[Page and application data records]
BEGIN

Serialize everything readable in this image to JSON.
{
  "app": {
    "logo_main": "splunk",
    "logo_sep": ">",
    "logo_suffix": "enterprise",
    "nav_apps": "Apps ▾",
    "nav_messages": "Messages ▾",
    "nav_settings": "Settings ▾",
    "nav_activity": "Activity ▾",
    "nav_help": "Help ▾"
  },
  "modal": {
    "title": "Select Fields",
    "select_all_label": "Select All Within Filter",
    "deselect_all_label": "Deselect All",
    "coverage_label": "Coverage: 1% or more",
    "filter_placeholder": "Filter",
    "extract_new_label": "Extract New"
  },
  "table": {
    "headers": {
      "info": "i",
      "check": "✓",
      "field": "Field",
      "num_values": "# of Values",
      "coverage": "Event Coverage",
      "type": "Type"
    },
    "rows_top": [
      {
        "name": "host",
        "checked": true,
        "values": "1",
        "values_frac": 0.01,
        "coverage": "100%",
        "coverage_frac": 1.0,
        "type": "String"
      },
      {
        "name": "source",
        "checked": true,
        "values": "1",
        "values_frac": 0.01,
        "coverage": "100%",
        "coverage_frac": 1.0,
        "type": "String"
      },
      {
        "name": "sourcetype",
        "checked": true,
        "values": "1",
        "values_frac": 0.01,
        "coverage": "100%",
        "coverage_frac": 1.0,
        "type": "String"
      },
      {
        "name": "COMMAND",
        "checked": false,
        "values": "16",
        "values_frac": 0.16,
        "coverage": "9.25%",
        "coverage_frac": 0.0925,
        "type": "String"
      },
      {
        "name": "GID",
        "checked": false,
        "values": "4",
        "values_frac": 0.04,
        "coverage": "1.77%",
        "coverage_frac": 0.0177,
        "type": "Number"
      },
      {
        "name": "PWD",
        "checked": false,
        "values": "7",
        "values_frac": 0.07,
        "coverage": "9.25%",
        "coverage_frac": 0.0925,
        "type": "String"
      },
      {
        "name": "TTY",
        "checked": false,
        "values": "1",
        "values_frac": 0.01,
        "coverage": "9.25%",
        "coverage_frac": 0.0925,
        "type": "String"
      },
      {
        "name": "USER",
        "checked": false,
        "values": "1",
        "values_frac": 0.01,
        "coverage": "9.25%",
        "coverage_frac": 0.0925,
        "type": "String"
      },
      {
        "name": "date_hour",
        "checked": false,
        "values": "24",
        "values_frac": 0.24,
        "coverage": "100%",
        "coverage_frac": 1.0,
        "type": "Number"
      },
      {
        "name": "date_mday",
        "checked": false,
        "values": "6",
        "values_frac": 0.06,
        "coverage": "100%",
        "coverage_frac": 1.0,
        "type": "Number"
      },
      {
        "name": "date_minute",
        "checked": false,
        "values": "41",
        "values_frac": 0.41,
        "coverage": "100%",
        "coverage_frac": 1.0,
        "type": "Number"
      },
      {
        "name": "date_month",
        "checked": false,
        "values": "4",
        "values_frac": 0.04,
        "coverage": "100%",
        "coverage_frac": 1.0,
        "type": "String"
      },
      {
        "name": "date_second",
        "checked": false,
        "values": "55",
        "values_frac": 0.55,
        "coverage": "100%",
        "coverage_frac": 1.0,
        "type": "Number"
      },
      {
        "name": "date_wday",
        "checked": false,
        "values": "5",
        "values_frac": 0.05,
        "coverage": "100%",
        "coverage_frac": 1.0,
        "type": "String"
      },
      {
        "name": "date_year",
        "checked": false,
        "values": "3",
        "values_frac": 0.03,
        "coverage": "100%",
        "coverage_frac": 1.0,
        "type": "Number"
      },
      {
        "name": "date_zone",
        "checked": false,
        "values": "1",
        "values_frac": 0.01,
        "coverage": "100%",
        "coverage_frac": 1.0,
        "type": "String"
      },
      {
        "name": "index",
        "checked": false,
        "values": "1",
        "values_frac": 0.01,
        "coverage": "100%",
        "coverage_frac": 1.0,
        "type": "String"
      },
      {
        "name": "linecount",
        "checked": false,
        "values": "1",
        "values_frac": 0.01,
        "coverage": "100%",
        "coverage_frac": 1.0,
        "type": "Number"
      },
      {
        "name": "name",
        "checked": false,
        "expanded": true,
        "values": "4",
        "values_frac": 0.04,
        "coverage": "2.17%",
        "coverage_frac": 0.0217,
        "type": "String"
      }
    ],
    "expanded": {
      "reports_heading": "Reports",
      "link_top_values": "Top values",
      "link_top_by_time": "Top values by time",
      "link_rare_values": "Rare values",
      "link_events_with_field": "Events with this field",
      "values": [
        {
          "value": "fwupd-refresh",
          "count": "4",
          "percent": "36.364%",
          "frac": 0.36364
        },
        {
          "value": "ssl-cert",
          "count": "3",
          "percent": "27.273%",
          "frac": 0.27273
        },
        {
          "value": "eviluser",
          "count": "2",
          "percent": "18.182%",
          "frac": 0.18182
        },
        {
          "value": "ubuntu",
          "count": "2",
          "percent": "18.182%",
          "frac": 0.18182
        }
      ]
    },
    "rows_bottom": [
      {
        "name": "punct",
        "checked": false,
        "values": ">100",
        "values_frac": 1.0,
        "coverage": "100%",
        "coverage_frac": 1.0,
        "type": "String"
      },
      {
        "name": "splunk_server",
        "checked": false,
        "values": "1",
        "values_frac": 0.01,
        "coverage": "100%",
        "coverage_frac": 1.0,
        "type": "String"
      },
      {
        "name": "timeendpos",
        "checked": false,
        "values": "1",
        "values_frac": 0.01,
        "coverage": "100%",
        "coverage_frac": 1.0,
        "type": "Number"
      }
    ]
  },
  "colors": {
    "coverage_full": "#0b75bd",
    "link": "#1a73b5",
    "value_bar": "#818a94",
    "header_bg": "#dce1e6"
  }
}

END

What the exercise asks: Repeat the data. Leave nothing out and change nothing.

Expected output:
Serialize everything readable in this image to JSON.
{
  "app": {
    "logo_main": "splunk",
    "logo_sep": ">",
    "logo_suffix": "enterprise",
    "nav_apps": "Apps ▾",
    "nav_messages": "Messages ▾",
    "nav_settings": "Settings ▾",
    "nav_activity": "Activity ▾",
    "nav_help": "Help ▾"
  },
  "modal": {
    "title": "Select Fields",
    "select_all_label": "Select All Within Filter",
    "deselect_all_label": "Deselect All",
    "coverage_label": "Coverage: 1% or more",
    "filter_placeholder": "Filter",
    "extract_new_label": "Extract New"
  },
  "table": {
    "headers": {
      "info": "i",
      "check": "✓",
      "field": "Field",
      "num_values": "# of Values",
      "coverage": "Event Coverage",
      "type": "Type"
    },
    "rows_top": [
      {
        "name": "host",
        "checked": true,
        "values": "1",
        "values_frac": 0.01,
        "coverage": "100%",
        "coverage_frac": 1.0,
        "type": "String"
      },
      {
        "name": "source",
        "checked": true,
        "values": "1",
        "values_frac": 0.01,
        "coverage": "100%",
        "coverage_frac": 1.0,
        "type": "String"
      },
      {
        "name": "sourcetype",
        "checked": true,
        "values": "1",
        "values_frac": 0.01,
        "coverage": "100%",
        "coverage_frac": 1.0,
        "type": "String"
      },
      {
        "name": "COMMAND",
        "checked": false,
        "values": "16",
        "values_frac": 0.16,
        "coverage": "9.25%",
        "coverage_frac": 0.0925,
        "type": "String"
      },
      {
        "name": "GID",
        "checked": false,
        "values": "4",
        "values_frac": 0.04,
        "coverage": "1.77%",
        "coverage_frac": 0.0177,
        "type": "Number"
      },
      {
        "name": "PWD",
        "checked": false,
        "values": "7",
        "values_frac": 0.07,
        "coverage": "9.25%",
        "coverage_frac": 0.0925,
        "type": "String"
      },
      {
        "name": "TTY",
        "checked": false,
        "values": "1",
        "values_frac": 0.01,
        "coverage": "9.25%",
        "coverage_frac": 0.0925,
        "type": "String"
      },
      {
        "name": "USER",
        "checked": false,
        "values": "1",
        "values_frac": 0.01,
        "coverage": "9.25%",
        "coverage_frac": 0.0925,
        "type": "String"
      },
      {
        "name": "date_hour",
        "checked": false,
        "values": "24",
        "values_frac": 0.24,
        "coverage": "100%",
        "coverage_frac": 1.0,
        "type": "Number"
      },
      {
        "name": "date_mday",
        "checked": false,
        "values": "6",
        "values_frac": 0.06,
        "coverage": "100%",
        "coverage_frac": 1.0,
        "type": "Number"
      },
      {
        "name": "date_minute",
        "checked": false,
        "values": "41",
        "values_frac": 0.41,
        "coverage": "100%",
        "coverage_frac": 1.0,
        "type": "Number"
      },
      {
        "name": "date_month",
        "checked": false,
        "values": "4",
        "values_frac": 0.04,
        "coverage": "100%",
        "coverage_frac": 1.0,
        "type": "String"
      },
      {
        "name": "date_second",
        "checked": false,
        "values": "55",
        "values_frac": 0.55,
        "coverage": "100%",
        "coverage_frac": 1.0,
        "type": "Number"
      },
      {
        "name": "date_wday",
        "checked": false,
        "values": "5",
        "values_frac": 0.05,
        "coverage": "100%",
        "coverage_frac": 1.0,
        "type": "String"
      },
      {
        "name": "date_year",
        "checked": false,
        "values": "3",
        "values_frac": 0.03,
        "coverage": "100%",
        "coverage_frac": 1.0,
        "type": "Number"
      },
      {
        "name": "date_zone",
        "checked": false,
        "values": "1",
        "values_frac": 0.01,
        "coverage": "100%",
        "coverage_frac": 1.0,
        "type": "String"
      },
      {
        "name": "index",
        "checked": false,
        "values": "1",
        "values_frac": 0.01,
        "coverage": "100%",
        "coverage_frac": 1.0,
        "type": "String"
      },
      {
        "name": "linecount",
        "checked": false,
        "values": "1",
        "values_frac": 0.01,
        "coverage": "100%",
        "coverage_frac": 1.0,
        "type": "Number"
      },
      {
        "name": "name",
        "checked": false,
        "expanded": true,
        "values": "4",
        "values_frac": 0.04,
        "coverage": "2.17%",
        "coverage_frac": 0.0217,
        "type": "String"
      }
    ],
    "expanded": {
      "reports_heading": "Reports",
      "link_top_values": "Top values",
      "link_top_by_time": "Top values by time",
      "link_rare_values": "Rare values",
      "link_events_with_field": "Events with this field",
      "values": [
        {
          "value": "fwupd-refresh",
          "count": "4",
          "percent": "36.364%",
          "frac": 0.36364
        },
        {
          "value": "ssl-cert",
          "count": "3",
          "percent": "27.273%",
          "frac": 0.27273
        },
        {
          "value": "eviluser",
          "count": "2",
          "percent": "18.182%",
          "frac": 0.18182
        },
        {
          "value": "ubuntu",
          "count": "2",
          "percent": "18.182%",
          "frac": 0.18182
        }
      ]
    },
    "rows_bottom": [
      {
        "name": "punct",
        "checked": false,
        "values": ">100",
        "values_frac": 1.0,
        "coverage": "100%",
        "coverage_frac": 1.0,
        "type": "String"
      },
      {
        "name": "splunk_server",
        "checked": false,
        "values": "1",
        "values_frac": 0.01,
        "coverage": "100%",
        "coverage_frac": 1.0,
        "type": "String"
      },
      {
        "name": "timeendpos",
        "checked": false,
        "values": "1",
        "values_frac": 0.01,
        "coverage": "100%",
        "coverage_frac": 1.0,
        "type": "Number"
      }
    ]
  },
  "colors": {
    "coverage_full": "#0b75bd",
    "link": "#1a73b5",
    "value_bar": "#818a94",
    "header_bg": "#dce1e6"
  }
}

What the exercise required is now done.